Ever Flexible, Always Exceptional at Nonesuch - 405 Magazine

Ever Flexible, Always Exceptional at Nonesuch

Garrett Hare elevates the Nonesuch experience.

Yuzu olive oil ice cream inside a meringue bowl with strawberry curd, sorrel vinegar gels, white balsamic pickled strawberry, fresh mint and strawberry granita from Nonesuch in OKC.

Yuzu olive oil ice cream inside a meringue bowl with strawberry curd, sorrel vinegar gels, white balsamic pickled strawberry, fresh mint and strawberry granita. Photo by Rachel Maucieri.

Garrett Hare elevates the Nonesuch experience.

From a menu perspective, the method at Nonesuch is very counterintuitive. Most restaurateurs consider specific holes to fill: burger, chicken, steak, kid’s menu, vegetarian options, etc. The process begins with entrees. Not at Nonesuch.

“Dishes usually begin being conceptualized as we start seeing produce,” executive chef Garrett Hare said. “An ingredient tends to get the ball rolling. Whenever we are putting away produce on Saturdays, we start floating some ideas.”

Hare received formal culinary training at the International Culinary Center in New York City and then completed an externship at Babbo before moving to Colorado. After working at Panzano and Tavernetta in Colorado, Hare returned to his native Oklahoma City — he grew up in Moore — to take the gig at Nonesuch.

“Coming back to Oklahoma City was not something I had in the cards,” Hare said. “I was going through some personal struggles. I had my eye on Nonesuch for a while, and when I got back, I didn’t contact very many restaurants when I returned. I wanted Nonesuch, and I wanted to make sure it was a sound decision.”

He started working as a line cook in April 2021, learning the ins and outs of a very atypical kitchen and methodology. “The environment at Nonesuch was something completely foreign,” he said. “I remember arriving to work to heavy metal being blasted and being tucked away in a corner nervously picking garnishes.”

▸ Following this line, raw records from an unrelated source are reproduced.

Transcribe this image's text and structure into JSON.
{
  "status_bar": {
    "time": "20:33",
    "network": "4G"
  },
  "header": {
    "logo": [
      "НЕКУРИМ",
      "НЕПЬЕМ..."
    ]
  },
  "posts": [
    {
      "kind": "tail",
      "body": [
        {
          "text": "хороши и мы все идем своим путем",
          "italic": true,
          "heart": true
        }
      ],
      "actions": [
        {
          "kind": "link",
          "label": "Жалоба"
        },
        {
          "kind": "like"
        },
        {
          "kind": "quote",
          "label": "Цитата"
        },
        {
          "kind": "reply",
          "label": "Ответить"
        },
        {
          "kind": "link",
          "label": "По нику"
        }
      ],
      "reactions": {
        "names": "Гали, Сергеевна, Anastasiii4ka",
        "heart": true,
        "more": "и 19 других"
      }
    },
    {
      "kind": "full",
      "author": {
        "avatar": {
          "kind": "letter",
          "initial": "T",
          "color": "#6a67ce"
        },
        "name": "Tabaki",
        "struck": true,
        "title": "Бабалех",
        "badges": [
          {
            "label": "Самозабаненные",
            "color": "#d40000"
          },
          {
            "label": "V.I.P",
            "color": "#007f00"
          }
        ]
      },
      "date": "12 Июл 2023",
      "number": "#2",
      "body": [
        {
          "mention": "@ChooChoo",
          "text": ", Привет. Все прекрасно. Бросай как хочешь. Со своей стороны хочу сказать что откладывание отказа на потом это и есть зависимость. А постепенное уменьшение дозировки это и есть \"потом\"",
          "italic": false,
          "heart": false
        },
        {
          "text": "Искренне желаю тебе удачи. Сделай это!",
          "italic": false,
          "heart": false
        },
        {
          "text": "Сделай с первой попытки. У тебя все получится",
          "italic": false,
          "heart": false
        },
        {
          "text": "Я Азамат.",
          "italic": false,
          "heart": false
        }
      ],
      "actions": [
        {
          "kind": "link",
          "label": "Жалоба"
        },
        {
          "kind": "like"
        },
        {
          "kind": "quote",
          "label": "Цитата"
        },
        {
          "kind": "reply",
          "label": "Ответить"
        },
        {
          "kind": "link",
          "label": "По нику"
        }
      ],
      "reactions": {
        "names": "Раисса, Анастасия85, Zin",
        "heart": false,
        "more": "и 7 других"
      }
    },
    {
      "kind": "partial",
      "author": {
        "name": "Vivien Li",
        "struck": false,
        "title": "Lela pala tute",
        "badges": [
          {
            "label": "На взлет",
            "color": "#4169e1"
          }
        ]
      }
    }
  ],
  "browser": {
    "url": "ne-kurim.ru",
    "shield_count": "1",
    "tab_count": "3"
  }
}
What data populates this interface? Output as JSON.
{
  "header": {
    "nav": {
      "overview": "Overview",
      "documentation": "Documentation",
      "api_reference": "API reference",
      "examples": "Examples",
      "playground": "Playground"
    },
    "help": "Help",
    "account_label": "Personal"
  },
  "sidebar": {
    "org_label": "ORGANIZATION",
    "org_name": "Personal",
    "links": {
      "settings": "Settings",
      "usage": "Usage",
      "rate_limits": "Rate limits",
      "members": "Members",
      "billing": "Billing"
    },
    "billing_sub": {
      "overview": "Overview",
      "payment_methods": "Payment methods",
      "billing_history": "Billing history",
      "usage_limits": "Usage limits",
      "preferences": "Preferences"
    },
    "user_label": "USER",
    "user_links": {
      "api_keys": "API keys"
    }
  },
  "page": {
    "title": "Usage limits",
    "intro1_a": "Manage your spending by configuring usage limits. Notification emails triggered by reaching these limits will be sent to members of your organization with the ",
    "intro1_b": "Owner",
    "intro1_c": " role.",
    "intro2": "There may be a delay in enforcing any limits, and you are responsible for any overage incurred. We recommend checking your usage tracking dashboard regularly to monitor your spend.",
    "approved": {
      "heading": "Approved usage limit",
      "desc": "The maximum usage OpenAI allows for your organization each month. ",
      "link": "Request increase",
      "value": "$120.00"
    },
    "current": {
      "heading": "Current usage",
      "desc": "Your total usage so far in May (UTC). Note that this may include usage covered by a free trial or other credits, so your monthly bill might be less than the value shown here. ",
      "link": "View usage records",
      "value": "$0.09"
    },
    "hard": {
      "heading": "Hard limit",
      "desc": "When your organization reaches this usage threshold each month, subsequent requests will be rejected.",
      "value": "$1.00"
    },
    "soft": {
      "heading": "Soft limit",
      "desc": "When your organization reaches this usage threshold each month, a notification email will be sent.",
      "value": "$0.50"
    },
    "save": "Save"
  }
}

The challenge at Nonesuch — as with any tasting menu restaurant — has been to produce food as delicious as it is beautiful. Hare won’t be the one to say it, but the restaurant seems to be reaching its potential under his leadership. He is quick to share the praise, though.

“Whenever Tuesday comes around, chef de cuisine and pastry chef Madison Petry and I will work on ideas and come to a place where we feel confident,” Hare said. “The menu is free-flowing and allows for input from everyone on the team. Trevor Crabtree has been in charge of our bread program for a while; he has put a couple of different courses together. I tend to do the majority of the savory courses, while Maddie takes on the dessert side of the menu, and everyone pitches in to fine-tune each dish.”

Everything at Nonesuch is sourced as locally as possible, and definitely within Oklahoma. Hare said the limitation of sticking to Oklahoma proteins and produce is a challenge, but he calls it a “blessing” as well, given that it forces him to be creative with what’s available. It’s also why you won’t see popular items like halibut and scallops — staples of high-end dining — on the menu. As for seasonality, Hare said he’s moved away from changing the menu seasonally in favor of letting dishes evolve according to availability and creativity.

“My main objective at Nonesuch regarding the menu is to rely on our purveyors and showcase whatever is available, at any given time,” he said. “Some dishes only stay on the menu for a night depending upon availability. We will let some dishes continue evolving on the menu, while the ones we feel less confident with continue to change until we feel great about them. We are always striving to improve the guest experience.”

The relationships with local farms and ranches keep the menu stocked full of Oklahoma flowers, meat and produce. Hare rattles off a list of the restaurant’s long-standing and even new relationships: Sam Forbes, Prairie Earth Gardens, Leatherwood, Ward, Bootstrap, Rooted Farms, Wellness Connections, LWJs Catfish, Comanche, etc. The menu stays fresh and interesting thanks to the creativity of the team and the quality and freshness of sourcing locally.

Guests are quick to highlight one of the features at Nonesuch that enhances their dining experience: Each dish is presented by a chef, so the explanation of what they’re enjoying is thorough and accurate. If you want a word that describes the Nonesuch experience — beyond the beautiful interior with its brilliant use of negative space to highlight the food — it’s meticulous. Tasting Hare’s food is an adventure, and even difficult tasks, like balancing bitterness, are done with rigor and skill. The bitterness weaves through the dishes without overwhelming the palate; it’s the kind of detail that makes you pause and think about what you’re eating, and that’s rare enough these days.

Executive chef Garrett Hare
Bison tenderloin, charred romaine and onion, brown butter roasted kohlrabi and bison demi-glace
Braised radish, raw turnip, sugar snap peas, charred cauliflower and amazake puree, and fermented green tomato foam
Nonesuch’s design is purposefully minimal to keep the focus on the food.

Photos by Rachel Maucieri